Chowhound Presents: |

Restaurants & Bars

San Diego

Yet another "Shota" moment at Kaito - any others?

Share:

More from Restaurants & Bars

Restaurants & Bars San Diego

Yet another "Shota" moment at Kaito - any others?

cgfan | | Oct 14, 2007 12:12 AM

I just came back from what I would call another "Shota" moment at Kaito in Encinitas.

For those who may not know of the genre, "Shota" in this case refers to the main protagonist of the Japanese "gourmet" TV drama (gurume dorama, as they say) named "Shota no Sushi". It chronicles the struggles of Shota, a young itamae-san in training as he conquers skill after skill with every episode.
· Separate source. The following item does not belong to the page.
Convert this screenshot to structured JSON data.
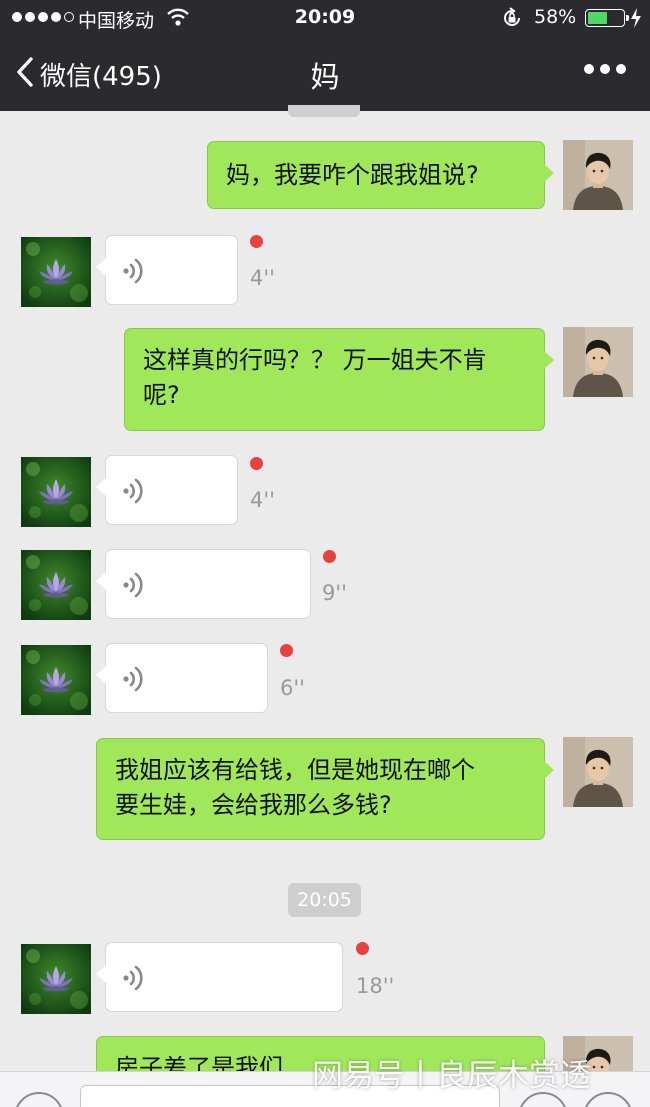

Though the dramatic portions are overdone and hilarious in their lack of subtlety, the series also runs like a docu-drama of sorts on the ins and outs of traditional sushi. Every sushi fan must see this excellent series. (English subs are available.)

In any case practically every detailed skill presented in this series does not appear to be readily available in any of our western media. Each skill, on its surface which appears to be so small, becomes the basis for an entire episode, the secret to cutting a nori-maki, the personal style of one's own sushi, the different styles of forming a piece of nigiri-sushi, the role of fish selection, the secret to a good tamagoyaki, etc. Though the viewer will hopefully understand that these skills would take a lifetime to master, it's quickly consumed by the viewer a single episode at a time.

So I have come to describe experiences, and there have been many at Kaito where Morita-san would share annecdotes collected from a lifetime of training under two masters under one roof (his master and his master's master), as "Shota" moments.

So what was tonight's Shota moment? Shortly after Morita-san had prepared a nigiri of toro for me, (his selection of excellent tane is so diverse that I've taken to have only a single piece per order), he paused briefly before pulling back the plate and decided to prepare a second nigiri out of the same block of toro; in fact he made his next cut from the part exposed by the previous slice of toro. He also used the same rice, and asked me to judge the difference.

Well I reversed their order, having the second one first, and after contemplating the nigiri I had my second piece. This was my personal assessment, which I related to Morita-san in Japanese. The first nigiri I had tasted predominantly of shari (the sushi rice), and the toro was barely noticeable, to the point of almost being denatured, lifeless. The second piece I had had a wonderful balance to it, with the shari playing a supporting and complementary role, that is present and playing "backup harmonies", to the tane which in this case just exploded with flavor and texture. Both the nigiri and the tane of the second piece were seductively textured and exploding with oil, while the first one did not.

The first nigiri seemed just a tad firm while the second one had the nice texture that I have come to expect from Morita-san, though this I did not relate to him as the taste difference between the two became the "headline story" of the test. (I find he varies the texture depending on the tane, with some of his lightest touches present when he prepares a nigiri of fresh anago, a perfect match for its delicate texture...)

The difference? The first nigiri I had did not have any "air" in it, while the second nigiri did. In other words the difference was in the touch of his hands as he formed the nigiri, of years and years of training and dedication to his craft culminating in these bite-sized culinary jewels. He relates that he can form the nigiri faster by leaving out the "air", but does not in order to serve the best product that he can.

(If the "air" part seems a bit strange, some cross-cultural food analogies might be in order here. Some that come to mind - a barely whipped-up biscuit mix [or tempura batter for that matter!], meatballs formed with the right consistency [or for that matter the ball of meat in a gyoza or shu mai dumplilng], a properly formed hamburger patty or the incredible crab cakes at Oceanaire! And sometimes it's still compressed, but just enough, such as in a well-pressed sandwich or in a properly tamped puck of carefully ground coffee to make a good espresso.)

So that was my latest "Shota" moment. Any others out there that would like to relate their own "Shota" sushi moments?

Feedback